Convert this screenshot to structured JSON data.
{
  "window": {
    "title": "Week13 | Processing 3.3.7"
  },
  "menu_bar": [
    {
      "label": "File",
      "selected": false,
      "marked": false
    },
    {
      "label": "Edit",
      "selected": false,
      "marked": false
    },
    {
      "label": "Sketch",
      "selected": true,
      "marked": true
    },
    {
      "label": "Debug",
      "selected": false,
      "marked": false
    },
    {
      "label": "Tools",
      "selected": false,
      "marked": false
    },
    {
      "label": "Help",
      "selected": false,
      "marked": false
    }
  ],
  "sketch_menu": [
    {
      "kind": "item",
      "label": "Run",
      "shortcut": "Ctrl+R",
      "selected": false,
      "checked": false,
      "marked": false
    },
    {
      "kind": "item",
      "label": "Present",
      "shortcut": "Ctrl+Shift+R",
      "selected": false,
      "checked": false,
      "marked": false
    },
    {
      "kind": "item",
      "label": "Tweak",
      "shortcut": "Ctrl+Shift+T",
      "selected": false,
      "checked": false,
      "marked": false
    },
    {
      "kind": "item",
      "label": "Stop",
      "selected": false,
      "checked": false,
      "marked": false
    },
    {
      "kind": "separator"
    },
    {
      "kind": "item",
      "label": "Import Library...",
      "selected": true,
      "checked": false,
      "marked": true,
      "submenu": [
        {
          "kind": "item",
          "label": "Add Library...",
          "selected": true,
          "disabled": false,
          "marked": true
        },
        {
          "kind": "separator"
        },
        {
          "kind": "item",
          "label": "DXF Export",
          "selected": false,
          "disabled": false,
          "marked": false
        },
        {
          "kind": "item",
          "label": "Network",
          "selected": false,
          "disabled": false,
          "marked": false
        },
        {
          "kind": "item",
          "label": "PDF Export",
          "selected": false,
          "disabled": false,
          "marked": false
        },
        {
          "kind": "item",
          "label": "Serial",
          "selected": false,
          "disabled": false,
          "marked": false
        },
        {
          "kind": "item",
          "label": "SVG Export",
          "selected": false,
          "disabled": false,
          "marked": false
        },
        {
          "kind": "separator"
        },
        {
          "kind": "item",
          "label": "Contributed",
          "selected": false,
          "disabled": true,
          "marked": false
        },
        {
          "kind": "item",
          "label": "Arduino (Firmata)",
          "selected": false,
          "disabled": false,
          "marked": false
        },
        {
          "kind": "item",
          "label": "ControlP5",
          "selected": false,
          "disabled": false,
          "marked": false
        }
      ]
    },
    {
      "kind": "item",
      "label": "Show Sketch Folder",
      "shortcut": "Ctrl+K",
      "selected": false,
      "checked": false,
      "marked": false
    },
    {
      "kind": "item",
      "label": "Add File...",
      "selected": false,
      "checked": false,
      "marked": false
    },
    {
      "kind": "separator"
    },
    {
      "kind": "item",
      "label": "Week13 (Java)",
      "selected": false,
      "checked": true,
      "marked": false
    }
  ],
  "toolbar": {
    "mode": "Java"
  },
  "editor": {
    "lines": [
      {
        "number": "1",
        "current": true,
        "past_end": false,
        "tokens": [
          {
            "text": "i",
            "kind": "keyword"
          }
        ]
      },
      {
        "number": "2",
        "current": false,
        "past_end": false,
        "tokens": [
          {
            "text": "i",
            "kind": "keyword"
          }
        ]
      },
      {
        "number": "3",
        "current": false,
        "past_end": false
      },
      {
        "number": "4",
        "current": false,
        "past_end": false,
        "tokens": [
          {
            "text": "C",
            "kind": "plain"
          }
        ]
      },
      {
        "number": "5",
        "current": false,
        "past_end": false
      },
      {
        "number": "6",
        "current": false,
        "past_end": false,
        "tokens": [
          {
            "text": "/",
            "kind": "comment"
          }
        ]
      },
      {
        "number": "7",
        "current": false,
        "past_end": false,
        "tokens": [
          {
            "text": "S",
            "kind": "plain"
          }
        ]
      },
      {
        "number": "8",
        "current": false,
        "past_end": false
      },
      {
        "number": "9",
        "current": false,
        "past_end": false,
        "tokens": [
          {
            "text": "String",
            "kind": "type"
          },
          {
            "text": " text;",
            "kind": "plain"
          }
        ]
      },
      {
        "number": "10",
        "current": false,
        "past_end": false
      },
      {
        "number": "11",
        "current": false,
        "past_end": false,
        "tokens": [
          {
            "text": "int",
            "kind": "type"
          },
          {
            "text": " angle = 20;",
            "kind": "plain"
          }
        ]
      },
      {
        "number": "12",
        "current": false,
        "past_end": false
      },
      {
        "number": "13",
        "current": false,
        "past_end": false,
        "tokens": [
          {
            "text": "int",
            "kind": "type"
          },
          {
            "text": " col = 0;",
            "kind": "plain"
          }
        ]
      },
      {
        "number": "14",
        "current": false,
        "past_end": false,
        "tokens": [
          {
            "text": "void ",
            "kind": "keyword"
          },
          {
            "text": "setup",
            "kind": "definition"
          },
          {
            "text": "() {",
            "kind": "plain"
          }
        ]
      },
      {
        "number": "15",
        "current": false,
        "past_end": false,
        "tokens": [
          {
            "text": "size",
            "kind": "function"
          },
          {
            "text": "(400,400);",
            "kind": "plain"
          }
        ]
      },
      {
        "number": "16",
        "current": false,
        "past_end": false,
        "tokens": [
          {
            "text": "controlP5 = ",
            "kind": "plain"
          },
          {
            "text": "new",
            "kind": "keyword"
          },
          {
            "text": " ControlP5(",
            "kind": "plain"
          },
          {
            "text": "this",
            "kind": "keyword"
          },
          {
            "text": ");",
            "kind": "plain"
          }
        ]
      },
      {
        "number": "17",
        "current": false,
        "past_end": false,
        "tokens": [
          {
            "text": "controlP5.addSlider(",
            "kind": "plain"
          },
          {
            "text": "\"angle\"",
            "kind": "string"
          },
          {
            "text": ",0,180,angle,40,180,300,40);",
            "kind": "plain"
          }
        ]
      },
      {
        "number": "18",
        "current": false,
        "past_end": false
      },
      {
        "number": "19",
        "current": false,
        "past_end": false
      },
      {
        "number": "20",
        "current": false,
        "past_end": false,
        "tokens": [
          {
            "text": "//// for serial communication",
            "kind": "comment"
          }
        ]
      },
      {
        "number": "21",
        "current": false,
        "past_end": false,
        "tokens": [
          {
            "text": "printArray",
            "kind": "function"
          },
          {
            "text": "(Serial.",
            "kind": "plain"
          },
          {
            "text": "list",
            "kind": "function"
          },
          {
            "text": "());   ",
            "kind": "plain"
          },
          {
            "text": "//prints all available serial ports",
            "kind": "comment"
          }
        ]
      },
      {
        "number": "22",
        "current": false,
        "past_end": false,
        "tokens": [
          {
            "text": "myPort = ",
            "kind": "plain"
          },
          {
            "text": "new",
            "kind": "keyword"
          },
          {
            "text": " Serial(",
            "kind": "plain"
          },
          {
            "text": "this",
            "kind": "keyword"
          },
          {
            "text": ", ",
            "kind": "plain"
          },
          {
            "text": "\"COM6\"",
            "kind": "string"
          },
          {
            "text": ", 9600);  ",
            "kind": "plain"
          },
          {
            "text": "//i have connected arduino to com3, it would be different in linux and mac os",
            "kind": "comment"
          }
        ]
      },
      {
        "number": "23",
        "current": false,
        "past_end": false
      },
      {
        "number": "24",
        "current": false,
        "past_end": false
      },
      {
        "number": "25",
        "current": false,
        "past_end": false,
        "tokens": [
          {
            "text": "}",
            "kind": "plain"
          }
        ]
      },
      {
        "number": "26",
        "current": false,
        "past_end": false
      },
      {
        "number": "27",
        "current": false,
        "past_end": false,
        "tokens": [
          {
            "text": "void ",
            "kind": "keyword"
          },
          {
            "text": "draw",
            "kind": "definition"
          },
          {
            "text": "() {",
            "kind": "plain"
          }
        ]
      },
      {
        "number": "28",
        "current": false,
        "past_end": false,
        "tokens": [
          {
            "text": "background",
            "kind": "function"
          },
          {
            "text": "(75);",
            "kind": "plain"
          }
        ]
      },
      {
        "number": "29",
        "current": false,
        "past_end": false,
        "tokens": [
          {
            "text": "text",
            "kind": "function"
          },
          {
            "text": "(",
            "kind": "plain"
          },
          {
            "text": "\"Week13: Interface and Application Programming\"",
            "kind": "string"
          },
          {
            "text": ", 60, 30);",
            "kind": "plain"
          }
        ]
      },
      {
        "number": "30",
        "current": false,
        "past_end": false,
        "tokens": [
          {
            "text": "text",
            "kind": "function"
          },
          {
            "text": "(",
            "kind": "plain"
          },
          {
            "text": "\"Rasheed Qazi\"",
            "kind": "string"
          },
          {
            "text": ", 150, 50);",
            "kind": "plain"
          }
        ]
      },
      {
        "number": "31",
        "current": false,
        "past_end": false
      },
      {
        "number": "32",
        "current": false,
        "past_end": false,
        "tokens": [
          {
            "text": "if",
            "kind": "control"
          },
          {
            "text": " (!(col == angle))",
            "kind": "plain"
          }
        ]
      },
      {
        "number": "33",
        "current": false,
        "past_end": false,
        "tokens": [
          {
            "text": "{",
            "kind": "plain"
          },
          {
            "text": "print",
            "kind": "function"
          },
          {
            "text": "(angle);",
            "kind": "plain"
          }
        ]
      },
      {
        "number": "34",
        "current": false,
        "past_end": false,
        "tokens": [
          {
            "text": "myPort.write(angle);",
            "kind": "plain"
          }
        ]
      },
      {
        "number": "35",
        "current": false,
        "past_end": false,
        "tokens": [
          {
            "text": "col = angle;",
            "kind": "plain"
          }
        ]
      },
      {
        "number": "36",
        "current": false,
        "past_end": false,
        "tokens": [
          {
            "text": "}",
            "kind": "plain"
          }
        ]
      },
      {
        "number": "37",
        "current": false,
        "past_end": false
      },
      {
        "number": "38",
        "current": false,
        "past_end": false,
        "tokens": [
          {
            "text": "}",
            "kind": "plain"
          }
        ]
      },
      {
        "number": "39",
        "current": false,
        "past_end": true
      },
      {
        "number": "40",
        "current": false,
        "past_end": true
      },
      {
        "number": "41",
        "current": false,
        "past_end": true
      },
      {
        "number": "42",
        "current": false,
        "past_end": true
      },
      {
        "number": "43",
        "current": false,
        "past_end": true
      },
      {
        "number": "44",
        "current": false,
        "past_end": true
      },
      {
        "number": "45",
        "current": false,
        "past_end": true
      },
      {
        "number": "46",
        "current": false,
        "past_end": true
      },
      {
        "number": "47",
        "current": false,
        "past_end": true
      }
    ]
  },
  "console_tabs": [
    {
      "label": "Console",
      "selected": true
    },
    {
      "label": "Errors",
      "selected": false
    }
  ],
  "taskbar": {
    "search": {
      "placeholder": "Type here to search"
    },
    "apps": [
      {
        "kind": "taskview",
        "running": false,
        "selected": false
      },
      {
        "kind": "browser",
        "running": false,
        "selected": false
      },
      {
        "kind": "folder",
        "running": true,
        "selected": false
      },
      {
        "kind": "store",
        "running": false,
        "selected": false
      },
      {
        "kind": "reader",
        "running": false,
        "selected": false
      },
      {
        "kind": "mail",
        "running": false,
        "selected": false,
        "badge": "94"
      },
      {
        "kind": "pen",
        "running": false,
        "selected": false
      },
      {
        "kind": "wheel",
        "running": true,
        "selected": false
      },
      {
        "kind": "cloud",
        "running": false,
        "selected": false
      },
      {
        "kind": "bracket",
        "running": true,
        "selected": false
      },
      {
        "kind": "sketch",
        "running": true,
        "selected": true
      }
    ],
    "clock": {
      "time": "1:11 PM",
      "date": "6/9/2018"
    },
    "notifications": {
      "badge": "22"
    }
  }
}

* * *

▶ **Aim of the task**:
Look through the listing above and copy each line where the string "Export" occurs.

▶ **Task answer**:
          "label": "DXF Export",
          "label": "PDF Export",
          "label": "SVG Export",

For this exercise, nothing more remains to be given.